THE GRAPES OF WRATH (1940) B/W 129m dir: John Ford
w/Henry Fonda, Jane Darwell, John Carradine, Charley Grapewin, Dorris Bowdon, Russell Simpson, O.Z. Whitehead, John Qualen, Eddie Quillan, Zeffie Tilbury
John Steinbeck's novel about impoverished migratory workers and their struggle to get to California and find work has been turned into one of the all-time great films. Ford's direction and a superb cast make this story of a group of people who were almost destroyed by the Depression a must.

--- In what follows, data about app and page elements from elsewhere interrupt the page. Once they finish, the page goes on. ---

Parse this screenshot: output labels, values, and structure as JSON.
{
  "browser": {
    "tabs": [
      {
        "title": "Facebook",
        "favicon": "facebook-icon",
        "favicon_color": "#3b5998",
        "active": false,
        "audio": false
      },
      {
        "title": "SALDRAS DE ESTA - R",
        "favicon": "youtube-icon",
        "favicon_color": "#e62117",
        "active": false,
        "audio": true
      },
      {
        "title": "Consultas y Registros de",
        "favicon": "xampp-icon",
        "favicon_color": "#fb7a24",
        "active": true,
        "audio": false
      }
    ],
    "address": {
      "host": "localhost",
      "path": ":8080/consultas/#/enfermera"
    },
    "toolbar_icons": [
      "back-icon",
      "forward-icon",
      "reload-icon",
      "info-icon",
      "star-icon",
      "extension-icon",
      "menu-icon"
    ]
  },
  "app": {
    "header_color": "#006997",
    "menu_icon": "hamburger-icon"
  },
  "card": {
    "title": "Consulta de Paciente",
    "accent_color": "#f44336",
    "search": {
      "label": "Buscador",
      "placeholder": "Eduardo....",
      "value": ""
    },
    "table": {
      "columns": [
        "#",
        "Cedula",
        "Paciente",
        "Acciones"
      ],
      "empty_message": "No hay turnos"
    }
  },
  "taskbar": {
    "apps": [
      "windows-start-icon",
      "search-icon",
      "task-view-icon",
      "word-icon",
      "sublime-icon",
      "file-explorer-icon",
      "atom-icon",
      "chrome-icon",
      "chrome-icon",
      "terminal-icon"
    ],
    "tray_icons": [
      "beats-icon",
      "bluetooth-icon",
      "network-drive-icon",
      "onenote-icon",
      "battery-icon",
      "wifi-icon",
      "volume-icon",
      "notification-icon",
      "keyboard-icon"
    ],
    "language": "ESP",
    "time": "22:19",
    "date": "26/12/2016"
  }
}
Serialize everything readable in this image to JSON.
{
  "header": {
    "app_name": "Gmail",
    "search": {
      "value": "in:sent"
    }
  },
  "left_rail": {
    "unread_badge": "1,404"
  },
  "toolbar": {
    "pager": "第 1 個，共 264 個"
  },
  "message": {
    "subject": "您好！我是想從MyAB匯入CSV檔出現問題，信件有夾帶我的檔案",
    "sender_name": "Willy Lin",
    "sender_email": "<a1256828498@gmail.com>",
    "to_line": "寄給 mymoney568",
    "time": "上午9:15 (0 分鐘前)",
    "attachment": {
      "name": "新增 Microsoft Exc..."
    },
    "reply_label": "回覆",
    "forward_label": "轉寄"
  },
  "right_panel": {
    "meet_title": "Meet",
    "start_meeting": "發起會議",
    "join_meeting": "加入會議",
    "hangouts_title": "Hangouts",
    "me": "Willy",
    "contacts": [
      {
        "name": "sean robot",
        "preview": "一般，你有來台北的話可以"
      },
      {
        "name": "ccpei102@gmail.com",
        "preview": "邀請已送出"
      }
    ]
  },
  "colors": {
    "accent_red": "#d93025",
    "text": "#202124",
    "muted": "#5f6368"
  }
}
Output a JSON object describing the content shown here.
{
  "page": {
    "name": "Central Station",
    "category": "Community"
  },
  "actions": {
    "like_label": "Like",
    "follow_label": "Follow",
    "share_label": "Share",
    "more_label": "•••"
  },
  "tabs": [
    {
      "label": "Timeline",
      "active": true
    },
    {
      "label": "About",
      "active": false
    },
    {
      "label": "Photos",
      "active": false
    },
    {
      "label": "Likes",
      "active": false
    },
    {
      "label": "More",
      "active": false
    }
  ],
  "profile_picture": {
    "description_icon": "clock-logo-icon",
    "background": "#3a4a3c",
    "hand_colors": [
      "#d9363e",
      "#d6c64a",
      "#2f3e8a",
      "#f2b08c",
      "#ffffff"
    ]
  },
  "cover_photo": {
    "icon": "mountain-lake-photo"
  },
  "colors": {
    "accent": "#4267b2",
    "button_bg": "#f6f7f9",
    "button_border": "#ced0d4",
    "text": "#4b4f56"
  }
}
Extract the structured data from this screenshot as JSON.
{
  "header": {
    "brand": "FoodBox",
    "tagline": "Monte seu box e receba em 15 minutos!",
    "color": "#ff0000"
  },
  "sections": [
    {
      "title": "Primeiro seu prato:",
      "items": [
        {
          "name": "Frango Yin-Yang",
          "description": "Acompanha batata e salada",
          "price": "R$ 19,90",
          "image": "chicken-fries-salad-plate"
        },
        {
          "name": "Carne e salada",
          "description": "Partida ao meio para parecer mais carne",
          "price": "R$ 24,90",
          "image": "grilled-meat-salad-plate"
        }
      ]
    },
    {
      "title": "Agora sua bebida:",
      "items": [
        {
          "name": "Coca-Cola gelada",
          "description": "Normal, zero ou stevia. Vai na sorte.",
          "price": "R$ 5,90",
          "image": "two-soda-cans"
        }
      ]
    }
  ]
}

From Georges Sadoul's Dictionary of Films: "Steinbeck's novel was based on his experiences in 1936 as a reporter among the Okies, who were then wandering around the United States, driven from their land by erosion, the Depression, and the usurious methods of bankers. The unity of the film is derived to a great extent from the leitmotiv of the rattling old truck in which the Joad family travels with their clothes, pots and pans, and ramshackle furniture. The stagecoach of Stagecoach is here replaced by the junkpile truck used in the exodus, but it is the same desert that has to be crossed, the trails are just as hazardous and, on top of hunger and lack of work, they are beset by police and roughnecks. Gregg Toland, whose photography in the film is among his best work, described the film this way: 'It was the story of unhappy men, men of the soil, suffering men with genuine problems. And it was a difficult film for us. As I recall, we moved the camera only once: a long traveling shot through the streets of Hooverville (the shanty town). This is what the people in the truck saw after the long trip to the promised land of California.' This is one of the most important Hollywood films of the Roosevelt era."
Oscars went to Ford for his direction and to Darwell as Best Supporting Actress. Additional nominations were for Best Picture, Actor (Fonda), Screenplay (Nunnally Johnson), Editing (Robert E. Simpson), and Sound (E.H. Hansen).